This song is about a tiny farm given by a father to his child. It’s so small in fact that it can be plowed with a ram’s horn and its harvest sent home in a walnut shell. The strictly strophic structure is wonderful for young singers who can find variety in the creative expression of language. Early on, introduce each verse by asking them to join you for just the end of each- “and a bunch of green holly and Ivery.” Fun programming for second graders includes adding student-played auxiliary percussion for each of the farm verbs this song introduces. Get creative (and use Wikipedia) to match “harrow” and “winnow” with instruments you may already have. Favorite suggestions are to use a wood block for the walnut shell, a waving scarf to winnow the grain, and sleigh bells to announce the coming of a “team of great rats.” The vocal range of this piece is wonderful for developing choral tone in young voices and provides early opportunities to respond to a director. The long note that concludes each verse is on a nice focused [i] vowel, and the final verse has a grand pause that the students love practicing for dramatic performance.
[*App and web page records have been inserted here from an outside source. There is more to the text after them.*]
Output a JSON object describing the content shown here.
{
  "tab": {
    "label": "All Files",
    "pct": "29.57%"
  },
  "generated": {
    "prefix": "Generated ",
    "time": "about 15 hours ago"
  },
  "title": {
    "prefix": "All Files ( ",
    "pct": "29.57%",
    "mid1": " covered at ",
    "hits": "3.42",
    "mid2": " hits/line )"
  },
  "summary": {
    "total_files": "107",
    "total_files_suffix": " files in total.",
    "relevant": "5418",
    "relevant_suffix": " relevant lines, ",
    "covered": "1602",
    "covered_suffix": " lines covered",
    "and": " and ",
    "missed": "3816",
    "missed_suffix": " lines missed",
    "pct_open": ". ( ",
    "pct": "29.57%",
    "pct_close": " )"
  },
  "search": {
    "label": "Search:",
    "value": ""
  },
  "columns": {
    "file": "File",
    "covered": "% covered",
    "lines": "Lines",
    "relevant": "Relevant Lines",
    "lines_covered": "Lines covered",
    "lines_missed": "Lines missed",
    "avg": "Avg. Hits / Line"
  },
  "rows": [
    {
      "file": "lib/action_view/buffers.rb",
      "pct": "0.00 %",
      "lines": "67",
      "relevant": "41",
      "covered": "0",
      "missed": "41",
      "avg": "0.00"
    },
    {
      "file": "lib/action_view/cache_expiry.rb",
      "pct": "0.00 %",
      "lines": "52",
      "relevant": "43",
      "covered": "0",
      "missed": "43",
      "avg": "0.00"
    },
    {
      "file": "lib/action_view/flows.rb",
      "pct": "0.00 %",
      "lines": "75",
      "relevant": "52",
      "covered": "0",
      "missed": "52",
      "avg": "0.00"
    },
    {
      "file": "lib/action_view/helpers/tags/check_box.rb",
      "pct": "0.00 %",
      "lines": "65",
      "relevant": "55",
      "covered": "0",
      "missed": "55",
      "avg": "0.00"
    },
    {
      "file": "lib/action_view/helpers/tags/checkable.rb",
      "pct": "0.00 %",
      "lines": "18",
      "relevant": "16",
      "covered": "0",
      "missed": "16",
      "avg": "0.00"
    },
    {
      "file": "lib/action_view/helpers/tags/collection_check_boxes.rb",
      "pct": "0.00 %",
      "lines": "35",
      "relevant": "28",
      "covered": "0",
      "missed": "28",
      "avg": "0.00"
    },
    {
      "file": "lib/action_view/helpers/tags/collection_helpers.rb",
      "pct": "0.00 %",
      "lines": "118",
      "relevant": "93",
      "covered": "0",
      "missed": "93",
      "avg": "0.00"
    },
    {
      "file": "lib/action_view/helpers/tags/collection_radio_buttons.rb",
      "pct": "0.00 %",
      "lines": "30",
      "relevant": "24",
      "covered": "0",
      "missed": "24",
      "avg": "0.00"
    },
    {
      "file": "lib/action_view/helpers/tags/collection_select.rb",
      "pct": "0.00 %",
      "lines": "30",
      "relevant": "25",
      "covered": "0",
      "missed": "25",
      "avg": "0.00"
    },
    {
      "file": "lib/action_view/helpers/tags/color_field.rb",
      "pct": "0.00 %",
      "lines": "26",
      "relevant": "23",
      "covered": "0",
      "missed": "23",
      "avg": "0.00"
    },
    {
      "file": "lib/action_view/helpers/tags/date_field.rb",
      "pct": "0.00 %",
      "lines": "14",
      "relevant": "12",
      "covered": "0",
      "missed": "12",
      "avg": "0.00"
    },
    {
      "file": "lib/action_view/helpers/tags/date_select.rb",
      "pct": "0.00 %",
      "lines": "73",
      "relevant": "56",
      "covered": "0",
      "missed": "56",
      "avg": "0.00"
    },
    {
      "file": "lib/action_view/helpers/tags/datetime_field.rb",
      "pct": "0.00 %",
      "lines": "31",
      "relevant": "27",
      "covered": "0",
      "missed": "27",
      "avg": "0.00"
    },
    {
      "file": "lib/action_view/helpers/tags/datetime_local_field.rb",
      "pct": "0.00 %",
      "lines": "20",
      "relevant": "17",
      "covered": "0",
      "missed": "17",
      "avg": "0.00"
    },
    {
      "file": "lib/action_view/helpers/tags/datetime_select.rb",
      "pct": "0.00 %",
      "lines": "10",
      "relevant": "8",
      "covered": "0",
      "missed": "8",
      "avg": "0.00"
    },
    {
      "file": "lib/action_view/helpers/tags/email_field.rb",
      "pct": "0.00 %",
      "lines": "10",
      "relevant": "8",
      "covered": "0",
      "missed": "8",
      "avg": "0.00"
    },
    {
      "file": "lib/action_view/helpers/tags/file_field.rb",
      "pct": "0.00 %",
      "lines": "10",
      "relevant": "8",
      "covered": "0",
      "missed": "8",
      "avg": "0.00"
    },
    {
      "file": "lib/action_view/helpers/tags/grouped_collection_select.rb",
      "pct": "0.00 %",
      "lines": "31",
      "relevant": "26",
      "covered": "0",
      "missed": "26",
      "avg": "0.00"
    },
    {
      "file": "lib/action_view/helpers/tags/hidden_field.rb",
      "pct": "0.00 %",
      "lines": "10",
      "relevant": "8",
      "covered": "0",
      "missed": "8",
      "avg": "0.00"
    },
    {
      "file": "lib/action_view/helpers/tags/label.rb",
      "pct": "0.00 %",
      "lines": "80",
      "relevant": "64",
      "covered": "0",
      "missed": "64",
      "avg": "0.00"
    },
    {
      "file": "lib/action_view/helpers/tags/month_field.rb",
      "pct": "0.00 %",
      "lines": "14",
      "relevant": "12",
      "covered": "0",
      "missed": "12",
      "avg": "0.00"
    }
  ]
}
A New Year Carol
Friday Afternoons, Boosey & Hawkes 171900
Unison choir, piano
If you don’t know this little gem, it hides in the pages of Benjamin Britten’s Friday Afternoons, which you may have in your library already! This collection is worth its weight in gold and worth a flip-through to find amusing text and great part-writing for children, often with canons and imitation. I have used A New Year Carol to equal success with advanced women’s choirs, church choirs, and elementary school choirs, and it works well for bringing students back together after winter break. The melodic line uses MRD and RMF motives in alternate, and sits in a tessitura with open vowels that is great for developing young voices. This year, my church choir requested to sing it at their final Youth Sunday service as an all-season favorite. The anonymous text could be tilted toward church use, to be sure, but I’ve also found it appropriate for school choirs.
Patricia McKernon Runkle
Boosey & Hawkes 48020880
2-part chorus, piano
Text by Susan Swanson in “Trouble, Fly” can be found in an anthology of night poems written for children affected by the 9/11 attacks of 2001. It directly addresses ‘trouble’ and asks it to “fly far away from…family mumbling in their sleep.” I consider the combination of this text and Runkle’s music a sort of modern day spiritual. The somewhat imitative parts create a mood that moves from dissonance to harmony, and that allows singers to access the part-singing. Although the pulsing piano part looks and sounds complex, it is repetitive. The first time my elementary singers got to sing with the accompaniment, the piece came alive for them. For many it was an early experience in part-singing, and they were able to find success because of the good part-writing and listening across parts that the piece requires.
Keinan Abdi Warsame (K’naan), arr. various
Available as printable sheet music from Sheetmusic.com, or in the children’s book mentioned below
Unison choir, piano, percussion
Coca-Cola Celebration Mix (with altered text) from Hal Leonard 90541323E
Somali-Canadian artist K’naan wrote this piece for his home country and its people’s aspirations for freedom. The text reflects some of the hardship he and others faced during rebellion and war. After release on his 2009 album Troubador and with success on Canadian charts, it was picked up as an anthem for Haitian earthquake relief and, later, the 2010 World Cup. This song and story were an immediate hit with my students; we book-ended our concert with it and the National Anthem, already part of my curricular teaching. Although some students were familiar with the altered text in the World Cup version (“about happiness and soccer balls,” they said), we discussed the importance of portraying the artist’s’ original intent and message. Adding student percussion is an option, but not necessary. Although not a choral arrangement, a little creativity in this piece will go a long way. Music and all text is printed in the back of K’nann’s children’s book “When I Get Older: The Story Behind Wavin’ Flag.” Reading this and listening to his words will get your singers hooked. Please contact me if you have any questions about the arrangement or how we performed this.